The staff were friendly and well versed in all the dishes. I had the feeling we were placed in a room that was devoted to foreigners as all the staff spoke perfect English and the rest of the guests looked like they were not from Barcelona. In the other room, which we walked through on our way in, the guests seemed more local and so was the staff. Service was cordial, elegant and professional. We waited enough between dishes that we did not feel like we were being rushed nor did we feel like they were coming out too fast that we did not get a chance to digest and savour them. The wine recommendation was a good choice and brought the dishes alive.

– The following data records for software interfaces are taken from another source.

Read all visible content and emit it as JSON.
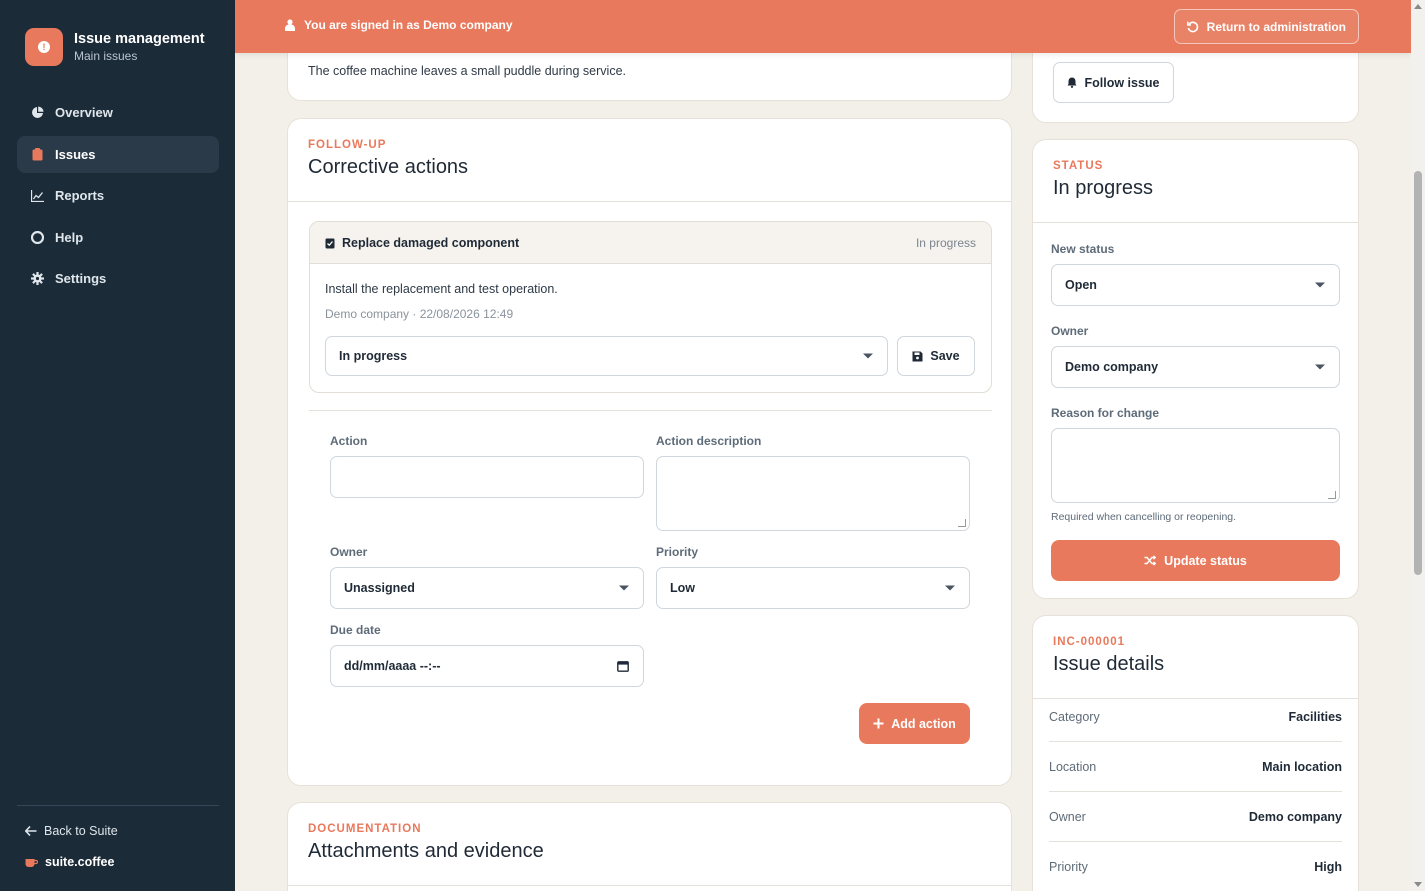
{
  "sidebar": {
    "brand_title": "Issue management",
    "brand_subtitle": "Main issues",
    "items": [
      {
        "label": "Overview"
      },
      {
        "label": "Issues"
      },
      {
        "label": "Reports"
      },
      {
        "label": "Help"
      },
      {
        "label": "Settings"
      }
    ],
    "back_label": "Back to Suite",
    "suite_label": "suite.coffee"
  },
  "banner": {
    "signed_in_text": "You are signed in as Demo company",
    "return_label": "Return to administration"
  },
  "description_card": {
    "text": "The coffee machine leaves a small puddle during service."
  },
  "followup": {
    "section_label": "FOLLOW-UP",
    "title": "Corrective actions",
    "action_item": {
      "title": "Replace damaged component",
      "status": "In progress",
      "description": "Install the replacement and test operation.",
      "meta": "Demo company · 22/08/2026 12:49",
      "status_select": "In progress",
      "save_label": "Save"
    },
    "form": {
      "action_label": "Action",
      "action_value": "",
      "action_description_label": "Action description",
      "action_description_value": "",
      "owner_label": "Owner",
      "owner_value": "Unassigned",
      "priority_label": "Priority",
      "priority_value": "Low",
      "due_date_label": "Due date",
      "due_date_value": "dd/mm/aaaa --:--",
      "add_label": "Add action"
    }
  },
  "documentation": {
    "section_label": "DOCUMENTATION",
    "title": "Attachments and evidence"
  },
  "follow_card": {
    "follow_label": "Follow issue"
  },
  "status_card": {
    "section_label": "STATUS",
    "title": "In progress",
    "new_status_label": "New status",
    "new_status_value": "Open",
    "owner_label": "Owner",
    "owner_value": "Demo company",
    "reason_label": "Reason for change",
    "reason_value": "",
    "hint": "Required when cancelling or reopening.",
    "update_label": "Update status"
  },
  "details_card": {
    "section_label": "INC-000001",
    "title": "Issue details",
    "rows": [
      {
        "key": "Category",
        "value": "Facilities"
      },
      {
        "key": "Location",
        "value": "Main location"
      },
      {
        "key": "Owner",
        "value": "Demo company"
      },
      {
        "key": "Priority",
        "value": "High"
      }
    ]
  },
  "colors": {
    "accent": "#e8795c",
    "sidebar": "#1c2b38",
    "background": "#f3efe9"
  },
  "icons": [
    "alert-icon",
    "pie-chart-icon",
    "clipboard-icon",
    "bar-chart-icon",
    "lifebuoy-icon",
    "gear-icon",
    "arrow-left-icon",
    "coffee-icon",
    "user-icon",
    "undo-icon",
    "bell-icon",
    "check-clipboard-icon",
    "save-icon",
    "plus-icon",
    "shuffle-icon"
  ]
}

I requested if we could have the menu by our side along the meal to get back to each detail when they were being served and we got a nice smaller card with the description which was a nice, if commonly accommodated, detail.
Review of Lasarte Restaurant – The verdict
Lasarte was a delightful meal. The dishes were innovative yet featuring traditional Catalan and Basque ingredients in season. Everything was beautifully presented, colorful and clearly showing a painstaking level of detail, down to each grain and spice leaf. As my partner indicated “I was blown away by the meal”.
Lasarte was a fabulous example of a well-established fine dining restaurant where every dish is perfection and there are no hit and miss dishes that are so common of other creative restaurants that have gone too far in their experiments. I loved every bit of it and there is little I can fault them on.
If you’d like to read more about Spain, check these posts…
- Paradores in Spain – Stay in Luxury Palaces, Castles & Monasteries
- 7 Quintessentially Spanish habits and customs that you need to know
- Gaig Restaurant Barcelona: Traditional Catalan fine-dining since 1869
- Albet i Noya – the pioneer in organic winemaking in Spain
- Review of Lasarte, Barcelona’s only 3 Michelin star restaurant